HRHeadStart #95: HR Priorities; Building Trust
The Talent Agenda
The last few years have been uniquely challenging for businesses due to the lingering economic uncertainty, technological change, geopolitical tensions and the aftermath of the pandemic. As the business landscape shifts, it’s worth assessing how HR is shifting and needs to shift.
A survey from BCG across over 100 countries provides some interesting results. When asked to rate a number of HR capabilities, respondents rated Health & Safety, Employee Relations and Policy Management as the strongest HR capabilities. These are all important, but they don’t necessarily create a differentiated talent advantage. Capabilities like talent management, organizational development & design, analytics, upskilling/reskilling, strategic workforce planning etc., which do create differentiation, are rated poorly.
All of this indicates a substantial opportunity for us to move the needle. Interestingly, Flexible Work Schemes jumped up significantly. This tells us that we need a strong stimulus to make change happen and make me wonder if HR is being reactive rather than proactive. Dive into the report here.
People like to work with people who they know, like and trust. There are two types of trust:
Cognitive trust is based on the confidence you feel in another person’s accomplishments, skills and reliability.This is trust from the head. Affective trust on the other hand, arises from feelings of emotional closeness, empathy or friendship. This type of trust comes from the heart.
Most of us understand cognitive trust. We build that through our credibility, competence and character. Affective trust often feels a little bit squishy because it’s hard to pin down, but the research shows that we actually need to focus on affective trust first.

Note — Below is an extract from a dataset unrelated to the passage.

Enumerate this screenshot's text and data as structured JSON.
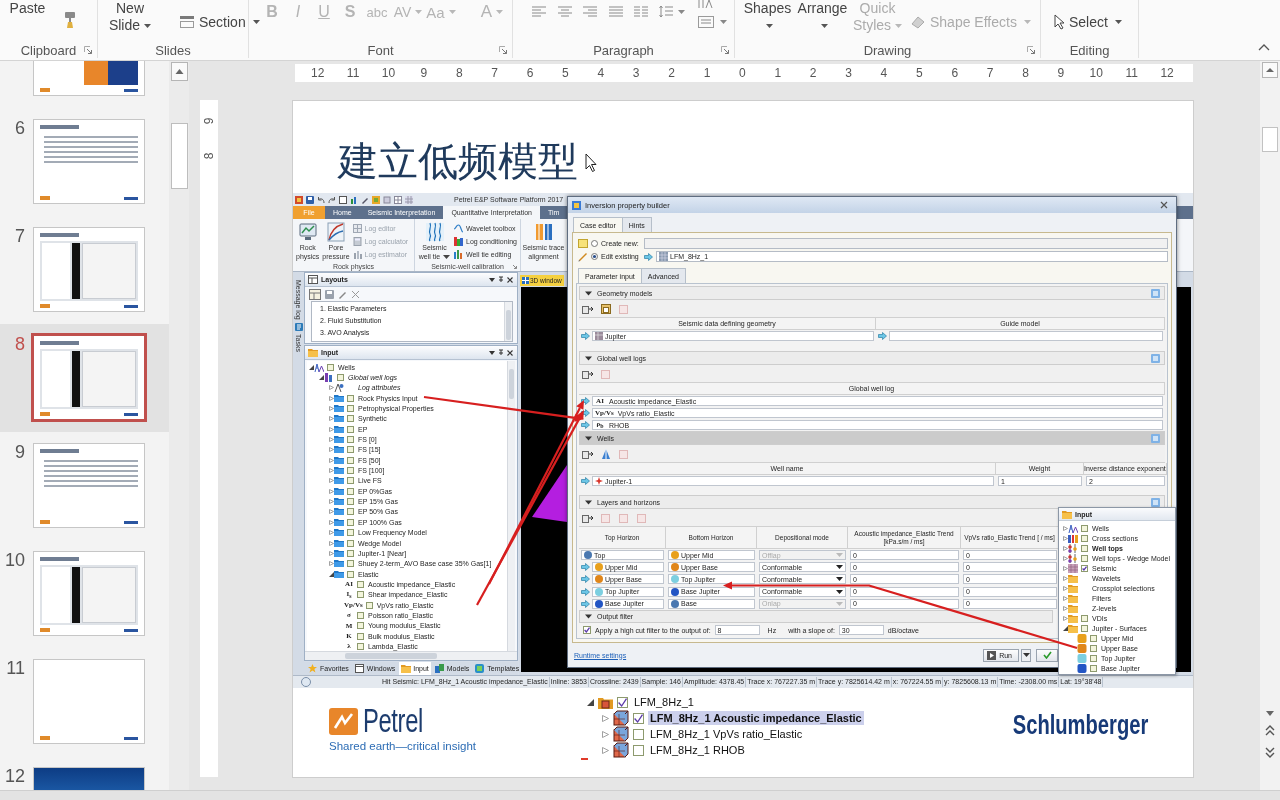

Check out some simple tips to build trust and you can explore further here.
Building trusting relationships makes the rest of the work easy. Trust is the performance multiplier.